Her father Merlin also had a pad corn develop after prolonged bandaging post op. I had it removed surgically and it came back bigger than ever. I eventually had his toe removed and that was the end of the problem. But I was lucky he never developed another pad corn.

Echo's mother Lyric developed multiple pad corns also after prolonged post op bandaging. After researching I "hulled" the corn and then placed Vit E and later Tea Tree oil to the base. I had to do this weekly to keep her sound. One day I noticed two more corns starting on the adjacent toe and shortly after that another corn popped up in another toe, all on the same foot. I was getting discouraged by this time and a friend suggest using duct tape on the corns. Rather than hulling/applying ointment etc to them I simply placed tape over the new ones again and again as the tape fell off. Suprisingly they disappeared in a short time. The first one took the longest to heal and I wondered if it was because of all the trauma it went through. It too disappeared some months later and never returned. In fact she competed in agility and earned her Excellent Jumpers and Excellent Standard after the corns resolved.

So when I saw a corn develop on Echo I only used the duct tape trick. Within weeks it was nonvisable and she too remains sound.

I have learned with my dogs the longer they have the pad corn and the more that is done to it,  the longer it will take to resolve. I am a big believer now in duct tape!!!

Thursday, January 10, 2013

More New Years Weekend Agility

Whisper got her MACH2 the first day of a three day trial so it took the pressure off of us for the rest of the weekend and we had fun. Because we had accomplished our goal the remaining days courses seemed easy, fast and fun-and she earned the first two QQs towards to her MACH3. Although that isn't our goal, I just loving running agility with her and will keep going as long as she enjoys it.

I generally like Jumpers over Standard as it is faster and more technical.

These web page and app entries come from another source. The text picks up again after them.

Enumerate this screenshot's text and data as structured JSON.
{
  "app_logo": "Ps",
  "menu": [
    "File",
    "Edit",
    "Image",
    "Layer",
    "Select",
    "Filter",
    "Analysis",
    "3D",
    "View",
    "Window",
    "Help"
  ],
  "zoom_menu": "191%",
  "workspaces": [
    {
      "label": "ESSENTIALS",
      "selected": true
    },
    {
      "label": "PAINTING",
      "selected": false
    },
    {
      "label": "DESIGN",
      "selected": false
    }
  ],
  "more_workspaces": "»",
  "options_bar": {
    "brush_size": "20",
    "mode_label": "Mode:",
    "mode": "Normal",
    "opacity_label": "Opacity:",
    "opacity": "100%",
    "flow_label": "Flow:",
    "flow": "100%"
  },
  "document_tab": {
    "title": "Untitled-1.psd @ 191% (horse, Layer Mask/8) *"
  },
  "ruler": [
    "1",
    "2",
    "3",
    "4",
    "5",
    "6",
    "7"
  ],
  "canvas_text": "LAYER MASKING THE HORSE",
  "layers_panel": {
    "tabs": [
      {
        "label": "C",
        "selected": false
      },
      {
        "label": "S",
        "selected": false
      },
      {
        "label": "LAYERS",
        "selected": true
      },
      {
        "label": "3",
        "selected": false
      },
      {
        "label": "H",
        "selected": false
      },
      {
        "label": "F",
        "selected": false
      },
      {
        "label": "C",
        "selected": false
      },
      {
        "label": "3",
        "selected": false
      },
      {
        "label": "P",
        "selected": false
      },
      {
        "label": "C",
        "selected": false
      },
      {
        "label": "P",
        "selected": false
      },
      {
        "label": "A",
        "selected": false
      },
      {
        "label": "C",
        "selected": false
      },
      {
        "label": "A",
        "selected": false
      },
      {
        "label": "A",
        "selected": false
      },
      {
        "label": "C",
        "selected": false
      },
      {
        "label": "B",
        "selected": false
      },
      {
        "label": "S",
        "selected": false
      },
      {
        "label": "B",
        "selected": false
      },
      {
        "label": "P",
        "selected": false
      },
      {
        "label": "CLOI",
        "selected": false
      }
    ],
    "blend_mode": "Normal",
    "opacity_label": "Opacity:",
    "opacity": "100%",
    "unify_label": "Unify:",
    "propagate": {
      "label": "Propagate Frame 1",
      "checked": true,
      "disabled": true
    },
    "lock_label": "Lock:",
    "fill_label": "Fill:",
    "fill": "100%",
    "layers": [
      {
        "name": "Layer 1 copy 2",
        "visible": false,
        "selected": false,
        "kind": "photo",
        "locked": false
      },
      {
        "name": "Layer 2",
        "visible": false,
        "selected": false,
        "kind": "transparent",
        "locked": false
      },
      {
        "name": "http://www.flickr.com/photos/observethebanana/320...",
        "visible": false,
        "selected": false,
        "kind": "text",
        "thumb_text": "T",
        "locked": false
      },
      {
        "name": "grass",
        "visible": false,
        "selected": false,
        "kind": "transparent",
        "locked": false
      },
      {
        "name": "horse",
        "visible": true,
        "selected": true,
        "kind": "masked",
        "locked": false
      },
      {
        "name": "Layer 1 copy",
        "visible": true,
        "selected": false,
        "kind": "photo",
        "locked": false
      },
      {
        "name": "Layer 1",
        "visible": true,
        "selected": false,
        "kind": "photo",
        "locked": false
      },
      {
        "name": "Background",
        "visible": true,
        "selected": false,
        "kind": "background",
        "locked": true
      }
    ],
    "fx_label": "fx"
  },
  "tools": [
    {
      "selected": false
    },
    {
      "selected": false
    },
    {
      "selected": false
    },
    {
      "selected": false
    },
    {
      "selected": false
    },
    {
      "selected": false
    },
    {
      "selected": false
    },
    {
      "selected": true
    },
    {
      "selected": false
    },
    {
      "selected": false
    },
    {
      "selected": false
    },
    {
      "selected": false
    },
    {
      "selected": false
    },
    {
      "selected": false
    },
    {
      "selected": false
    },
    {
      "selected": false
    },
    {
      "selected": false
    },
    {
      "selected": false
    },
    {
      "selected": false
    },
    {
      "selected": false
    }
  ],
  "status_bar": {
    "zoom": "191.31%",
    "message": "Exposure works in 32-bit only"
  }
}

Besides running Whisper at the trial I ran Echo on the first day. Although she didn't Q in either ring it was only by missing a jump in Jumpers and missing the Tire in Standard. Both mistakes are insecurity mistakes, she tried hard throughout the course to do what I asked and did all the hard parts of both courses perfectly.  Her speed is starting to increase so although we didn't Q I am still happy with her runs.